Mastodon, mammoth, and other extinct animals of the Pleistocene Epoch, and most, if not all, of the animals and plants that now live in northeastern North America, survived the Laurentide glaciation on the exposed continental shelf. Evidence for the presence of mastodon and mammoth is provided by the numerous teeth dredged from the sea floor of the continental shelf and the Gulf of Maine.
”Trusting to their excellent camouflage, Eastern Whip-poor-wills typically roost in the woods by day, only to emerge at night to hunt for flying bugs over scrubby forest openings. Loss of these open early- successional areas has likely been a contributing factor to the decline of Eastern Whip-poor-wills in Massachusetts.”
Northern red-bellied cooters today live in just one county in Massachusetts, but archaeological data indicate that northern red-bellied cooters likely lived farther to the north, south and west in pre-colonial times. Additionally, data from prehistoric Indian middens in New England suggest that humans used cooters for food, perhaps causing local extinctions. There are approximately 300 breeding age individuals known to exist in this population.
While headstarting is an important part of the recovery strategy for northern red-bellied cooter, the strategy’s emphasis is on habitat protection. Changes in land use have caused loss of nesting and basking sites. In the past, fires frequently burned the pine barren habitat occupied by this turtle, leaving openings in the mixed pine and oak forest. For 100 years, the area has been protected from fire; allowing most of the remaining undeveloped areas to grow into closed-canopy pine forest.

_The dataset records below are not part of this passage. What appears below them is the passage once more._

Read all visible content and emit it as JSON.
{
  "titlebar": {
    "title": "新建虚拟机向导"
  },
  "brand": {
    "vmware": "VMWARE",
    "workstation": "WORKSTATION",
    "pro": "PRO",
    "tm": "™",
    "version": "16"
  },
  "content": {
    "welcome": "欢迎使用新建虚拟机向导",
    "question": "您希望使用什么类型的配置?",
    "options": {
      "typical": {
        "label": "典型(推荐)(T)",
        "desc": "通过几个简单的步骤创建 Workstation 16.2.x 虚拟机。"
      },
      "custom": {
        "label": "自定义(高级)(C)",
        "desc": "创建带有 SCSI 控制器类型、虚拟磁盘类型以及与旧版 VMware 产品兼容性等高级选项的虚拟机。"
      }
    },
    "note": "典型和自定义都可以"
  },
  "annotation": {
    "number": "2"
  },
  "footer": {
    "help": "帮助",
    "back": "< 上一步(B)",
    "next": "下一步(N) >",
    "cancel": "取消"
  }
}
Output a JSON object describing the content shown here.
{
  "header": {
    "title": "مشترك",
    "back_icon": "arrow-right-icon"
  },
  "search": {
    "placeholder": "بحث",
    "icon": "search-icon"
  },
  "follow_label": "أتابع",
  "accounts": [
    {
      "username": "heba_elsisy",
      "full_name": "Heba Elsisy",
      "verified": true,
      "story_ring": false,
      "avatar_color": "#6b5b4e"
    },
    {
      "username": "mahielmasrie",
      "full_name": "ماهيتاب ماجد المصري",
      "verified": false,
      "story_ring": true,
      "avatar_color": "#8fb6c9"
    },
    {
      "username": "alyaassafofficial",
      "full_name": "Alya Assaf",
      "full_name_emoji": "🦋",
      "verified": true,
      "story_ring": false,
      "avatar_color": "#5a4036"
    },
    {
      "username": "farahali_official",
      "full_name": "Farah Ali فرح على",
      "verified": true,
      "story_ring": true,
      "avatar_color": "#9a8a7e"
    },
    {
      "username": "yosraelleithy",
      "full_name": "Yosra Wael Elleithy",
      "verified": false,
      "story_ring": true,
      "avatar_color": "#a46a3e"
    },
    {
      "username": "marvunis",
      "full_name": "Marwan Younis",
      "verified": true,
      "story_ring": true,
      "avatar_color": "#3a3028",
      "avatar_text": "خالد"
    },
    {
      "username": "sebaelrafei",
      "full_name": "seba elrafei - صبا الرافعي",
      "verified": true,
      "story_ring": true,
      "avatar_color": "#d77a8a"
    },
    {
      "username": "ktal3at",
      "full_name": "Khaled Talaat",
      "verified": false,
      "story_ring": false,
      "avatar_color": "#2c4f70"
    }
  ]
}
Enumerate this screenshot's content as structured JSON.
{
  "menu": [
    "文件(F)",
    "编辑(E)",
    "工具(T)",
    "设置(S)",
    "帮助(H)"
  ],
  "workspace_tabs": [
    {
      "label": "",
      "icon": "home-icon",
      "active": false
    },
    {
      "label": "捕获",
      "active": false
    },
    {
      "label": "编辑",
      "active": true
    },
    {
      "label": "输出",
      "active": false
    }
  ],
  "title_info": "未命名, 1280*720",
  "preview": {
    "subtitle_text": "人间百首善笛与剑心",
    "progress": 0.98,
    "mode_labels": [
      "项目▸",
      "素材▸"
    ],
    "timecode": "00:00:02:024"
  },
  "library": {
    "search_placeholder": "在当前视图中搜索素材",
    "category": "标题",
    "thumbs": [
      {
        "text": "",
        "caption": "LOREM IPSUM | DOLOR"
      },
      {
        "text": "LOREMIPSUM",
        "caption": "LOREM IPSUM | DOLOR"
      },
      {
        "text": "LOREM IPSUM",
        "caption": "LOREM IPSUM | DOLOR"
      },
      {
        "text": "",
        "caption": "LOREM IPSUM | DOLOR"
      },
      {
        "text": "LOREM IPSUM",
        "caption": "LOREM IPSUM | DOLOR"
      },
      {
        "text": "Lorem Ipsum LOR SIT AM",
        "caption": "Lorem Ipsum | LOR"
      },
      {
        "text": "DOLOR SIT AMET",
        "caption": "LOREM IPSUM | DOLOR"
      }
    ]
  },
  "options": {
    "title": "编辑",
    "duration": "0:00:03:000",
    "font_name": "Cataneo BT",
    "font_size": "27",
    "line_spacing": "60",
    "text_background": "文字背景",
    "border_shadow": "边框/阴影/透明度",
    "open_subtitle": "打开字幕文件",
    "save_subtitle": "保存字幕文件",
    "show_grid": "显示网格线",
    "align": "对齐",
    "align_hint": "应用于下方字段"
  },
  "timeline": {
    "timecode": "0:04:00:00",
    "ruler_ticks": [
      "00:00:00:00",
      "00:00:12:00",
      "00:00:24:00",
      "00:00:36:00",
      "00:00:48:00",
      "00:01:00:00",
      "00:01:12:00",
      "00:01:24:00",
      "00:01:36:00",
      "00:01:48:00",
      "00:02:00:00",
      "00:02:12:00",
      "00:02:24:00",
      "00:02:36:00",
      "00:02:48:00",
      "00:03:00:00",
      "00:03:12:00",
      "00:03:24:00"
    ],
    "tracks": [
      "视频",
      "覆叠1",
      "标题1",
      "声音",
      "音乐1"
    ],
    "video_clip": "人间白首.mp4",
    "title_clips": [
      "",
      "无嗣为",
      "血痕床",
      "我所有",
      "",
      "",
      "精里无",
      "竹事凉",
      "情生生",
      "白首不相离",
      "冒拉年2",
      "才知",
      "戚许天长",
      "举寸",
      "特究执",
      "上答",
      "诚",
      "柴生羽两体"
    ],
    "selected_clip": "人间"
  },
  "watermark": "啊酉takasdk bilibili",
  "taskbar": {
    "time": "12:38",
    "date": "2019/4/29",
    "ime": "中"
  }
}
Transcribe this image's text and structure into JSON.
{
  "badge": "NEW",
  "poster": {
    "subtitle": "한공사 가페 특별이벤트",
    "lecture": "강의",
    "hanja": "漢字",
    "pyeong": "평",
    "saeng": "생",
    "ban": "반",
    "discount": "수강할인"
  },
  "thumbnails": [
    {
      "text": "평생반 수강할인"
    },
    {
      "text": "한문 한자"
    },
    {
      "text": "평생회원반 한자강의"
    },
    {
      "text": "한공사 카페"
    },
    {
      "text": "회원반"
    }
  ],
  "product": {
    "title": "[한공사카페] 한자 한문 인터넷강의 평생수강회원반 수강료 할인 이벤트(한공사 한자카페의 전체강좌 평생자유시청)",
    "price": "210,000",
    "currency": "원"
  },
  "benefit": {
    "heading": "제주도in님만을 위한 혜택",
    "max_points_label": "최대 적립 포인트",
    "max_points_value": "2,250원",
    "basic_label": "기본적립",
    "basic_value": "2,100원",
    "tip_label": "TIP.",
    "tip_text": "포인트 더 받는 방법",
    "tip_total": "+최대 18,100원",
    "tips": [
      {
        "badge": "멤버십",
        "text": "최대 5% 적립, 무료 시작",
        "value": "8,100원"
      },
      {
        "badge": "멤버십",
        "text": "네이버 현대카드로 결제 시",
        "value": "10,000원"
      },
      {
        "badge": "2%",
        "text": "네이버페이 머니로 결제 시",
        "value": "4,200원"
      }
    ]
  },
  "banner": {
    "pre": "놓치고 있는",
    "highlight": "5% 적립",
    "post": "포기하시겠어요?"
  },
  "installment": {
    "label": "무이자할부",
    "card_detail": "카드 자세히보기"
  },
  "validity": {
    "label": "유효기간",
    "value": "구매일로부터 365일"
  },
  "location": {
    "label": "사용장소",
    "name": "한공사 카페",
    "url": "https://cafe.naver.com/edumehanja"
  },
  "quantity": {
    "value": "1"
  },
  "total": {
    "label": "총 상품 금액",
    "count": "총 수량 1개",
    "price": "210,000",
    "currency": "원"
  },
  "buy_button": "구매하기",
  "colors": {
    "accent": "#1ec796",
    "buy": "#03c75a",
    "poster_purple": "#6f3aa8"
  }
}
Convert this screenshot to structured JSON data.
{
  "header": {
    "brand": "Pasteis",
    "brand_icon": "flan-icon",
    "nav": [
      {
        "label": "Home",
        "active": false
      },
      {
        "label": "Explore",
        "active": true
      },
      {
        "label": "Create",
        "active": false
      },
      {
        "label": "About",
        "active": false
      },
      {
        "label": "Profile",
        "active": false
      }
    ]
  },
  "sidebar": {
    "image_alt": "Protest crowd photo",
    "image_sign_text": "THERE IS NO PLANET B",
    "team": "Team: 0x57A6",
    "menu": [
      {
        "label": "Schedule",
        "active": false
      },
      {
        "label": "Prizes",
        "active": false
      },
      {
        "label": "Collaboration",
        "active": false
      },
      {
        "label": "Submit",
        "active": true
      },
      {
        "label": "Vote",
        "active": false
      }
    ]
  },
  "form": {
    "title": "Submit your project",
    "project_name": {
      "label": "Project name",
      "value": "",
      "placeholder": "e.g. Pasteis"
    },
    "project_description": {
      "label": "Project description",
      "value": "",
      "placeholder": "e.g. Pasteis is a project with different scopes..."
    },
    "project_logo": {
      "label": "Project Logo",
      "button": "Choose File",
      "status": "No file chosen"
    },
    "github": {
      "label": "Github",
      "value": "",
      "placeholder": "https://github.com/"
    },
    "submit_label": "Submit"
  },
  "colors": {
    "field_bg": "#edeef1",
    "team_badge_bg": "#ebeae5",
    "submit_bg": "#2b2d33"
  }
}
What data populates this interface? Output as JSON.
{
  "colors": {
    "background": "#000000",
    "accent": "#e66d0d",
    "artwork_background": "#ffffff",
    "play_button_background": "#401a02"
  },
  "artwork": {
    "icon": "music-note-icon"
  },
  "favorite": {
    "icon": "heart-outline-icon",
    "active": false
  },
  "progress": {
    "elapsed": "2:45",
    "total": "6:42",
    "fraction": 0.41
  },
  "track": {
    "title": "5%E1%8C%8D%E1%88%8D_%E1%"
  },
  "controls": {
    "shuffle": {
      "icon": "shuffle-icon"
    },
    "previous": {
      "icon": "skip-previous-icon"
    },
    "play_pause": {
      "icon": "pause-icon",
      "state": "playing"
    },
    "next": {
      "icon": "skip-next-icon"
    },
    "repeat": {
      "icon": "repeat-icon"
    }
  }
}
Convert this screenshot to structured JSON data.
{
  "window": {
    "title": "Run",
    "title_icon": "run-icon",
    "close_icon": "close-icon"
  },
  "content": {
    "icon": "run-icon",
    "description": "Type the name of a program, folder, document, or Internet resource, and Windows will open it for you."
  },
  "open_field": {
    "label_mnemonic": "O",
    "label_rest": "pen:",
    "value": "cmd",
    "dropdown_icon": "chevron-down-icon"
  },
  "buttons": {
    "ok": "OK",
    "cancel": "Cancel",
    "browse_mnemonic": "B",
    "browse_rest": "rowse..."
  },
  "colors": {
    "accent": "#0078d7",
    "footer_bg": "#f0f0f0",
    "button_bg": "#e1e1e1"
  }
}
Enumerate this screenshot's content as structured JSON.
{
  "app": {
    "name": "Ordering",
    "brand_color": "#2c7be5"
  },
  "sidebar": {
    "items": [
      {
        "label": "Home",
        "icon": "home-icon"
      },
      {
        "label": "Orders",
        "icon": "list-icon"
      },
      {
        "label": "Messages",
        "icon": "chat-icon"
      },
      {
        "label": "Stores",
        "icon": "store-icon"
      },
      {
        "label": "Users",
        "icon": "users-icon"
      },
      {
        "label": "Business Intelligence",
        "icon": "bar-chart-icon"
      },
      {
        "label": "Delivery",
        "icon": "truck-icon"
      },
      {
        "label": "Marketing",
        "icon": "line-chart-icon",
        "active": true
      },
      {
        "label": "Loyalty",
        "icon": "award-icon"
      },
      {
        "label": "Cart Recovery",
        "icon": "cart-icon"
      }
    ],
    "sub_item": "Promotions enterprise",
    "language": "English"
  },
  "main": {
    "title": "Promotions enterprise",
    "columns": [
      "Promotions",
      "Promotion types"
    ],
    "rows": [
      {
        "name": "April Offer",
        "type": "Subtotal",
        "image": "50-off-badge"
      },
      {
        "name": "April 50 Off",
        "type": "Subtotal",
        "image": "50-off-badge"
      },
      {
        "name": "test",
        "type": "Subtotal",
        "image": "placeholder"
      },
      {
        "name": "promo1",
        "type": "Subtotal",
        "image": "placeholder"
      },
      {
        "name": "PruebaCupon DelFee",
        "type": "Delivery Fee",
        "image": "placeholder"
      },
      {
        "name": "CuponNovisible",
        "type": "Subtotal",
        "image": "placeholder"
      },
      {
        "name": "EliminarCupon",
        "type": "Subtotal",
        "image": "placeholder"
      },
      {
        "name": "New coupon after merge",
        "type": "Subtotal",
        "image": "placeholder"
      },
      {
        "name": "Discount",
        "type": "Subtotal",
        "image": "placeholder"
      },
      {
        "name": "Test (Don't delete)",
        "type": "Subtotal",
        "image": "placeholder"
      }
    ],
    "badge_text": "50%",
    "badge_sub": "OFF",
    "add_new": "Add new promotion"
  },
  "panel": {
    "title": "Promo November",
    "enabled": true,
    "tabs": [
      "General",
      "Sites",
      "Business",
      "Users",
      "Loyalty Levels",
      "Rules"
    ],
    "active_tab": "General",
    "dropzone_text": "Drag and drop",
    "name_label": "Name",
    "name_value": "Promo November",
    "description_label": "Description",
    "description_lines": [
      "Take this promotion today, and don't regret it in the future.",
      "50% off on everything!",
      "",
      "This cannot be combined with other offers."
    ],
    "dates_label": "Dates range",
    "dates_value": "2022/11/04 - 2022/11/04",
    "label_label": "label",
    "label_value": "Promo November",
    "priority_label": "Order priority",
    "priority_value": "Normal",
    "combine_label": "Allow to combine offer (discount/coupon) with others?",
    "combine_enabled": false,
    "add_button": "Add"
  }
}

We can try a three-pronged approach: Research Education Advocacy Together, they should lead to Action.
What do we have going on so far? Do we know, beyond incidental sightings, what we have living in the pine barrens? ◦ We can work with proven protocol and web-based data entry programs ◦ We can partner with outside organizations ◦ We can design our own projects ◦ We can challenge others to design projects Can we empower students of all ages to become involved in data gathering?
State level projects like the Breeding Bird Atlas 2 are a big help Localized projects like those of the Pine Barrens Community Initiative are even better Native plants program Strong Friends of Myles Standish State Forest and Southeastern Massachusetts Pine Barrens Association
Research leads to education; once armed with data, we – and this means all of us - can better tell the story of the Pine Barrens. We can design and exhibit appropriate interpretive signage, produce brochures and websites. We can give lectures.
Education leads to advocacy. Once we know what we have and what it needs, we can push for its protection, which sometimes comes in the form of funding from governmental sources for staffing, etc.
…has to be a team effort. Remember: ◦ The Pine Barrens have a past, present and future, and they all involve us. ◦ The Pine Barrens are here for all of us, human, plant and animal. ◦ The Pine Barrens can be saved through research, education and advocacy.